Give the entries again, exactly as written.

----

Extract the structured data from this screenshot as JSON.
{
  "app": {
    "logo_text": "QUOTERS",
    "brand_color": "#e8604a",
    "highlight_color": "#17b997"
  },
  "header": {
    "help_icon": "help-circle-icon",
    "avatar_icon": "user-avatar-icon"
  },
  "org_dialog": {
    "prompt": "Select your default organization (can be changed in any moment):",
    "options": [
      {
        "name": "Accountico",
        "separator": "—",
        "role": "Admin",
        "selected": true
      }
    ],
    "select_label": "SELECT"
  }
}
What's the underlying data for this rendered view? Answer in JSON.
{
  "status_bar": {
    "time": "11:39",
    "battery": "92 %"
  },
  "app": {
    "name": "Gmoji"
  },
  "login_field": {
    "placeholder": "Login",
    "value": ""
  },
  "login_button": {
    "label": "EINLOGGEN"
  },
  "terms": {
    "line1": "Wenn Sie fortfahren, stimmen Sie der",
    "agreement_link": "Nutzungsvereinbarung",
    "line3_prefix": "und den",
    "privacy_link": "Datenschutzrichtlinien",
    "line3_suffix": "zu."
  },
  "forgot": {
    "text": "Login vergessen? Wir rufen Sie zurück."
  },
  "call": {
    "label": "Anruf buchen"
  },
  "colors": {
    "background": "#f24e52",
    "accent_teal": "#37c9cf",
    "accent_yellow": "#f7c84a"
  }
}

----

- [Answer area]
Extract the structured data from this screenshot as JSON.
{
  "app": {
    "logo_text": "QUOTERS",
    "brand_color": "#e8604a",
    "highlight_color": "#17b997"
  },
  "header": {
    "help_icon": "help-circle-icon",
    "avatar_icon": "user-avatar-icon"
  },
  "org_dialog": {
    "prompt": "Select your default organization (can be changed in any moment):",
    "options": [
      {
        "name": "Accountico",
        "separator": "—",
        "role": "Admin",
        "selected": true
      }
    ],
    "select_label": "SELECT"
  }
}
What's the underlying data for this rendered view? Answer in JSON.
{
  "status_bar": {
    "time": "11:39",
    "battery": "92 %"
  },
  "app": {
    "name": "Gmoji"
  },
  "login_field": {
    "placeholder": "Login",
    "value": ""
  },
  "login_button": {
    "label": "EINLOGGEN"
  },
  "terms": {
    "line1": "Wenn Sie fortfahren, stimmen Sie der",
    "agreement_link": "Nutzungsvereinbarung",
    "line3_prefix": "und den",
    "privacy_link": "Datenschutzrichtlinien",
    "line3_suffix": "zu."
  },
  "forgot": {
    "text": "Login vergessen? Wir rufen Sie zurück."
  },
  "call": {
    "label": "Anruf buchen"
  },
  "colors": {
    "background": "#f24e52",
    "accent_teal": "#37c9cf",
    "accent_yellow": "#f7c84a"
  }
}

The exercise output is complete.